Nagalase catalyzes the deglycosylation of the Gc protein also known as vitamin D3 binding protein (VDBP) rendering it incapable of being converted to the regulatory protein, Gc Macrophage Activating Factor (GcMAF). GcMAF is a protein involved in the activation of macrophages - in cases when many types of incompatible cells happen to be around, thus Nagalase diminishes the body’s macrophage activating capacity, and elevated Nagalase has been reported in systemic disorders including systemic lupus erythematosus (SLE). Elevated Nagalase levels have also been found in the blood of children with autism and autism spectrum disorders (ASDs). [3] Nagalase accumulates in the serum of cancer patients and its activity correlates with tumor burden, aggressiveness and clinical disease progression. [4]

References[edit]

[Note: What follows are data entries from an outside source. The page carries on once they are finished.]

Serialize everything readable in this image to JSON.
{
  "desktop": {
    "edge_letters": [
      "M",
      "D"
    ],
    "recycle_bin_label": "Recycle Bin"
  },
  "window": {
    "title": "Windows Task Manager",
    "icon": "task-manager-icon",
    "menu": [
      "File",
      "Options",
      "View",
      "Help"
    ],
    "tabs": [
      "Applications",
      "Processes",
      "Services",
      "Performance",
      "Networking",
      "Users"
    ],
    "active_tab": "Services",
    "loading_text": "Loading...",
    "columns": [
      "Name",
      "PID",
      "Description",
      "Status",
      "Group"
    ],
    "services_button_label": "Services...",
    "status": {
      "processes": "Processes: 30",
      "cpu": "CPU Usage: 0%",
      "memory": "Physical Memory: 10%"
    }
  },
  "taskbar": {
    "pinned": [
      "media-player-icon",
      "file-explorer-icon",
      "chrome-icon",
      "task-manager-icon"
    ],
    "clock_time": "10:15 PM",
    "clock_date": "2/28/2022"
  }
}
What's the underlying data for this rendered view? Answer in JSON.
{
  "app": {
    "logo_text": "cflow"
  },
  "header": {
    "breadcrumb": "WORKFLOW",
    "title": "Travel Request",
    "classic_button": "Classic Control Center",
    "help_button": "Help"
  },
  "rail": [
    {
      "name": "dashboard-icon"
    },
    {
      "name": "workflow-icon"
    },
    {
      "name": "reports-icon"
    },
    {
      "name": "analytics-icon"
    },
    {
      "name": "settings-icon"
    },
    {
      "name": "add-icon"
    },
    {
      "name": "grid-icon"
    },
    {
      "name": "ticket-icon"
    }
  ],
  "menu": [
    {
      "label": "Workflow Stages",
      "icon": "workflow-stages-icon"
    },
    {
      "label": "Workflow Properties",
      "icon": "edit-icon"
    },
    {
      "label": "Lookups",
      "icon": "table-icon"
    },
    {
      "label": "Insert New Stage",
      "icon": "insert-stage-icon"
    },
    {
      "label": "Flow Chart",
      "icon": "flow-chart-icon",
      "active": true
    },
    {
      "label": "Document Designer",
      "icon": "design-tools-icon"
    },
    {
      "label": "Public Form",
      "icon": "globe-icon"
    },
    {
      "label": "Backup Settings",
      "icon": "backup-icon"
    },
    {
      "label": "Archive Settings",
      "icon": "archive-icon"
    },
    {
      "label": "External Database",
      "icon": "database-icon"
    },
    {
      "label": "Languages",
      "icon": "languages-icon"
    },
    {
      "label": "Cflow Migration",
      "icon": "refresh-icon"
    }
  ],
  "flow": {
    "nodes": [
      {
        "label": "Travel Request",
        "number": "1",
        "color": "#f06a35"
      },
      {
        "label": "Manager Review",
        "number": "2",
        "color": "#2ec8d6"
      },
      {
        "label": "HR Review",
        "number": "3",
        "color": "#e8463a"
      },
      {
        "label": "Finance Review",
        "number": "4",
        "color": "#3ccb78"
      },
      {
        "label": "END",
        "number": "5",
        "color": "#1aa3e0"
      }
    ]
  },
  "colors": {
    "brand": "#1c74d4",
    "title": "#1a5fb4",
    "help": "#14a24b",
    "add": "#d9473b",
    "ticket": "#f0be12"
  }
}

  1. ^ Wang AM, Schindler D, Desnick R (November 1990). "Schindler disease: the molecular lesion in the alpha-N-acetylgalactosaminidase gene that causes an infantile neuroaxonal dystrophy". The Journal of Clinical Investigation. 86 (5): 1752–6. doi:10.1172/JCI114901. PMC 296929. PMID 2243144.
  2. ^ Liu QP, Sulzenbacher G, Yuan H, Bennett EP, Pietz G, Saunders K, et al. (April 2007). "Bacterial glycosidases for the production of universal red blood cells". Nature Biotechnology. 25 (4): 454–64. doi:10.1038/nbt1298. PMID 17401360.
  3. ^ Siniscalco D, Bradstreet JJ, Cirillo A, Antonucci N (April 2014). "The in vitro GcMAF effects on endocannabinoid system transcriptionomics, receptor formation, and cell activity of autism-derived macrophages". Journal of Neuroinflammation. 11 (78): 78. doi:10.1186/1742-2094-11-78. PMC 3996516. PMID 24739187.
  4. ^ Thyer L, Ward E, Smith R, Branca JJ, Morucci G, Gulisano M, et al. (August 2013). "N-acetylgalactosaminidase levels in advanced cancer patients". Oncoimmunology. 2 (8): e25769. doi:10.4161/onci.25769. PMC 3812199. PMID 24179708.

External links[edit]